We decided that failure is a constant. Everyone fears failure. No one wants to fail, and so often our strategy to prevent failure is to ignore it, pretend like it doesn’t exist. Instead of being successful, more often than not, the “it doesn’t exist” strategy causes us to pull the wool over our own eyes and blindly, suddenly fall into mistakes that ultimately can cause failure.

Instead, talking about failure can help us to prevent mistakes, overcome obstacles, and even learn something when we inevitably make mistakes. We read John Maxwell’s 21 Irrefutable Laws of Leadership in my course, and in The Law of Navigation, Maxwell explains that we need to be very detailed in our planning – plotting out each small success in the path to achieving our ultimate goal – but we also have to think about all the obstacles in our path. If we forget to plan for mistakes, problems, and obstacles, then even a small problem can throw our jouney off course.

The other thing about failure is that it’s not always a bad thing. Failure often teaches us more than we could have learned if we had been successful. Failure generates new ideas and encourages innovation.

Think of the coyote and the road runner. The coyote failed over and over again, and every time he recovered, learned from his mistake, and developed a new strategy, one that he could not have imagined before the previous failed strategy. NASA has a saying “We never punish error. We only punish the concealment of error.” That simple phrase says volumes. Mistakes will be made. To be human is to err. But we must learn from those mistakes in order to grow.

I’ve found several resources – blogs, articles, and videos – talking about failure and its benefits:

The Harvard Business Review interviewed several OB experts asking them what they think are the biggest mistakes of leaders (http://blogs.hbr.org/video/2010/08/the-biggest-mistake-a-leader-c.html). What is the benefit of this?
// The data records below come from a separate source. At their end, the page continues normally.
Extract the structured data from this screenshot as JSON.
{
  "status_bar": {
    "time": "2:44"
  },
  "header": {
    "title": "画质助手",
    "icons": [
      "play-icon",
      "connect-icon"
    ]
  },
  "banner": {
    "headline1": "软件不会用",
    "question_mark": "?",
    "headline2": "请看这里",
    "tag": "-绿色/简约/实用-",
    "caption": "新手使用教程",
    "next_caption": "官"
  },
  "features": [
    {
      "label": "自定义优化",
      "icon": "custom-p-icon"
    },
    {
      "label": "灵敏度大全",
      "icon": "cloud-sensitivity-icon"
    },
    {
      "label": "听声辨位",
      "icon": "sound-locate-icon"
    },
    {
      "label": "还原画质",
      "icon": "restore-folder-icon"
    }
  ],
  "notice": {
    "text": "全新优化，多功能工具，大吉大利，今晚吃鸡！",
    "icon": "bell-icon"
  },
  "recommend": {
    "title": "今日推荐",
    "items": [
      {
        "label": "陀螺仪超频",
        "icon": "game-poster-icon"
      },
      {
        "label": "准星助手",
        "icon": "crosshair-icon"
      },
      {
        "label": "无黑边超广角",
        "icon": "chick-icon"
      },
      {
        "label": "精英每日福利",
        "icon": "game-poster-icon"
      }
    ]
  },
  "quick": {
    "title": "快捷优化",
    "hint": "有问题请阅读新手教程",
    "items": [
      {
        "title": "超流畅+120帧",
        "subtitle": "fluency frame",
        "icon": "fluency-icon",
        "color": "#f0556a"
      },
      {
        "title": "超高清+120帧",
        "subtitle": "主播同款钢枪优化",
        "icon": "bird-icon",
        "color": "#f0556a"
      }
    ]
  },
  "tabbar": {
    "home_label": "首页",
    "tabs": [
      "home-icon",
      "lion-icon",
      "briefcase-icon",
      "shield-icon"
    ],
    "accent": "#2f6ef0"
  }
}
Well if we know how leaders fail, then we as leaders can avoid those mistakes.

Sean Silverthorne adds his 2 cents, saying that leaders fail by losing their humility and forgetting their values (http://www.bnet.com/blog/harvard/the-surprising-reason-leaders-fail/8182?tag=drawer-container%3Bload-section-river).

Mitch Ditkoff of Blogging Innovation explains that there is no innovation without failure (so true!), and several individuals who would be considered influential leaders agree with him (http://www.business-strategy-innovation.com/wordpress/2010/09/rethinking-failure/).

JK Rowling talks about failure in her commencement speech to the Harvard graduating class of 2008. In this speech, she talks about how failure can strip you to your core, make what’s really important stand out, and cause you realize who you really are (http://harvardmagazine.com/commencement/the-fringe-benefits-failure-the-importance-imagination).

Ken Robinson, talking about schools and creativity, dabbles into the failure topic by explaining that kids are unafraid of failure, and we tend to teach that fearlessness out of people (http://www.ted.com/talks/lang/eng/ken_robinson_says_schools_kill_creativity.html). If we are constantly afraid of failing, then we’re never going to try, which ultimately means that we’ll never do anything great.

So in summation: failure is not to be feared! Sure, your goal should not be to fail, but it’s inevitable in many ways, and when it happens, it should be embraced as an opportunity to learn more and be greater.

I realize some of these videos are long and that you are all very busy, but I think each of them are worth your time, so whenever you get a chance, give them a look!  :)